ACTIVITY:
Return all of the entries below exactly as they are given.

Excerpts from an interface dataset:

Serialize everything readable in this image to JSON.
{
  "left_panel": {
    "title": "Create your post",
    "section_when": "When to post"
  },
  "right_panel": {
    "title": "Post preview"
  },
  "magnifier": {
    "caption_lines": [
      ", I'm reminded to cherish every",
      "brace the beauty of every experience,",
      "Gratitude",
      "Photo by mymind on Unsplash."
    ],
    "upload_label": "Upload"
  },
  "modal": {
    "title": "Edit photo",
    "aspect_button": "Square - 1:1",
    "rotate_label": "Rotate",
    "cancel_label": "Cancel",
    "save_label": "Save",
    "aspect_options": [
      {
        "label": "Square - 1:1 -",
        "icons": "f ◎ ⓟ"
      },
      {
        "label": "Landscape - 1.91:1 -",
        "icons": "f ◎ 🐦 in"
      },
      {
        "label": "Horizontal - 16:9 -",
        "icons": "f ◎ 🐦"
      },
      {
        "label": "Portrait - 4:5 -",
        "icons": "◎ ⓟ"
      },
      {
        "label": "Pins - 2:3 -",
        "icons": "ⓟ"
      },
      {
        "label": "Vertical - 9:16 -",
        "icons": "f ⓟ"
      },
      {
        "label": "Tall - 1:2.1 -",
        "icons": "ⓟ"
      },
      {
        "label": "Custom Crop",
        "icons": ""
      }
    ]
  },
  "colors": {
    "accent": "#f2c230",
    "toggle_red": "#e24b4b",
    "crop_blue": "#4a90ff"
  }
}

TASK SOLUTION:
Serialize everything readable in this image to JSON.
{
  "left_panel": {
    "title": "Create your post",
    "section_when": "When to post"
  },
  "right_panel": {
    "title": "Post preview"
  },
  "magnifier": {
    "caption_lines": [
      ", I'm reminded to cherish every",
      "brace the beauty of every experience,",
      "Gratitude",
      "Photo by mymind on Unsplash."
    ],
    "upload_label": "Upload"
  },
  "modal": {
    "title": "Edit photo",
    "aspect_button": "Square - 1:1",
    "rotate_label": "Rotate",
    "cancel_label": "Cancel",
    "save_label": "Save",
    "aspect_options": [
      {
        "label": "Square - 1:1 -",
        "icons": "f ◎ ⓟ"
      },
      {
        "label": "Landscape - 1.91:1 -",
        "icons": "f ◎ 🐦 in"
      },
      {
        "label": "Horizontal - 16:9 -",
        "icons": "f ◎ 🐦"
      },
      {
        "label": "Portrait - 4:5 -",
        "icons": "◎ ⓟ"
      },
      {
        "label": "Pins - 2:3 -",
        "icons": "ⓟ"
      },
      {
        "label": "Vertical - 9:16 -",
        "icons": "f ⓟ"
      },
      {
        "label": "Tall - 1:2.1 -",
        "icons": "ⓟ"
      },
      {
        "label": "Custom Crop",
        "icons": ""
      }
    ]
  },
  "colors": {
    "accent": "#f2c230",
    "toggle_red": "#e24b4b",
    "crop_blue": "#4a90ff"
  }
}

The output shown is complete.